After Padcev combo’s major triumph, Merck’s Keytruda delivers partial win in bladder cancer

The combination of Merck's Keytruda and Pfizer and Astellas' Padcev recently made waves in bladder cancer—and the broader oncology world—by delivering a massive life-extension benefit against chemotherapy. Now, Merck can claim another positive readout for Keytruda in bladder cancer, although this one is short of a home run.

This time, Keytruda showed its benefit when used after surgery in high-risk patients with localized muscle-invasive bladder cancer and locally advanced bladder cancer. The PD-1 inhibitor pared down the risk of disease recurrence or death by 31% compared with observation in the phase 3 AMBASSADOR trial, which was organized by the National Cancer Institute.

Keytruda more than doubled the median time that patients were alive and disease-free to 29 months, compared with the control arm’s 14 months. The data are being presented at the 2024 American Society of Clinical Oncology Genitourinary Cancers Symposium.

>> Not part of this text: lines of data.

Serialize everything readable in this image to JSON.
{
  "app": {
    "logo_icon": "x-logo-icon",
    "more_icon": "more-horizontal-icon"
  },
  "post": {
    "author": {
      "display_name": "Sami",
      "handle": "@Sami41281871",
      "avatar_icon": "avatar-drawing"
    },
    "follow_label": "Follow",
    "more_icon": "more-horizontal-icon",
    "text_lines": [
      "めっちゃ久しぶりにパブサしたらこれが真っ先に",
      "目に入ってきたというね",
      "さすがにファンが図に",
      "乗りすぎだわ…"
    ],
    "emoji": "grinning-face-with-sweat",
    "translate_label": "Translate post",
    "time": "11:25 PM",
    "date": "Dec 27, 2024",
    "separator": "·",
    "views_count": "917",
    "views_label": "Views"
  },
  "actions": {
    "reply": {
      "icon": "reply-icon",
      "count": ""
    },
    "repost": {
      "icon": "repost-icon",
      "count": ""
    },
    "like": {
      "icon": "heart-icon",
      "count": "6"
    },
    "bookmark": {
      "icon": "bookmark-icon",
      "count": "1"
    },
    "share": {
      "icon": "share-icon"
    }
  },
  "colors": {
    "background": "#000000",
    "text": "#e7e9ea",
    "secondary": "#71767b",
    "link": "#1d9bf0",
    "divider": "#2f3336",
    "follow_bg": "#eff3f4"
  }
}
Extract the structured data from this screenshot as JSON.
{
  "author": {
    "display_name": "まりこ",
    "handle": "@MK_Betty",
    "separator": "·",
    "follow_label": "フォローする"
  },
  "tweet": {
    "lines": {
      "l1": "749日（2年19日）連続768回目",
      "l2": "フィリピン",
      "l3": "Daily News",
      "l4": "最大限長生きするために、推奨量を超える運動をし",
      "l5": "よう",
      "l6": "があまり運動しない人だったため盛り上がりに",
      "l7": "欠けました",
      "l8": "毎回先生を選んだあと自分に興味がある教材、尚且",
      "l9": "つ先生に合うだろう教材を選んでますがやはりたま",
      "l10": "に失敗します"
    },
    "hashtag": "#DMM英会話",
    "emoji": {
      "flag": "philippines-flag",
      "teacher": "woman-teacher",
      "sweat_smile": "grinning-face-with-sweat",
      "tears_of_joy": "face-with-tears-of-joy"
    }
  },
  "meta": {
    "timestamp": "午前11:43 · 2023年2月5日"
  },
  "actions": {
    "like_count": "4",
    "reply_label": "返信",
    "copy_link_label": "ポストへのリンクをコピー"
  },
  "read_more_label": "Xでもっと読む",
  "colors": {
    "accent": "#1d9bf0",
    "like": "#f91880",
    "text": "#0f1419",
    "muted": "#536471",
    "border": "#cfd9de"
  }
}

If the AMBASSADOR results eventually lead to an FDA approval, Keytruda would be able to cover an even broader spectrum of bladder cancer patients. In 2020, the drug won a go-ahead to treat certain patients with non-muscle invasive bladder cancer. More recently, the FDA endorsed the drug—alongside Padcev—as a first-line treatment for advanced bladder cancer.

But unlike the Padcev combo approval, which was backed by a 53% reduction in the risk of death versus chemotherapy, Keytruda can’t yet claim an overall survival win in AMBASSADOR.

At an interim analysis, Keytruda showed no benefit toward prolonging patients’ lives. The risk of death marginally favored Keytruda by 2%, but patients who took the PD-1 drug were alive for a median 50.9 months, which was worse than the 55.8 months for their counterparts in the control group.

Overall survival data remained immature, Marjorie Green, M.D., head of oncology global clinical development at Merck Research Laboratories, told Fierce Pharma. The current overall survival readout counts 257 deaths, and the final analysis will be triggered at about 320 deaths, she said. Disease-free survival and overall survival are dual primary endpoints of the AMBASSADOR trial.

Some factors may have put Keytruda at a disadvantage, Green noted. A higher percentage of patients in the control group dropped out mid-study compared with the Keytruda arm. The rates were 27.2% and 17.4%, respectively.  

Green declined to comment on Merck’s regulatory plan because it’s confidential. Still, she argued that the disease-free survival data represent an important clinical endpoint, and that Keytruda holds a potential to be a new adjuvant therapy option for patients with earlier stages of resectable muscle-invasive bladder cancer.

Keytruda’s disease-free survival benefit looks consistent across patient subgroups. In patients who had or hadn’t received presurgical neoadjuvant therapy, Keytruda’s improvements were nearly identical. In patients whose tumors expressed PD-L1, Keytruda reduced the risk of recurrence or death by 23%, and in PD-L1-negative disease, the improvement was 39%.

Despite radical surgery, up to half of patients with muscle-invasive bladder cancer still experience high rates of cancer recurrence, Andrea Apolo, M.D., a principal investigator at the Center for Cancer Research of the National Cancer Institute, said in a statement. The current data show the promise of using Keytruda after surgery for certain high-risk patients with persistent muscle-invasive or locally advanced urothelial carcinoma, she said.

Keytruda has enjoyed much fanfare in bladder cancer following the high-profile success of its combination with the antibody-drug conjugate Padcev in previously untreated advanced patients. The Keynote-905 trial, also coded EV303, is now testing the same Keytruda-Padcev pairing—or Keytruda alone—for use both before and after surgery in patients who are ineligible for cisplatin or decline cisplatin with muscle-invasive bladder cancer. Separately, Keynote-866 is adding perioperative Keytruda to neoadjuvant chemo in cisplatin-eligible disease.

Editor's Note: The story now includes the most up to date patient withdrawal rates in the AMBASSADOR trial.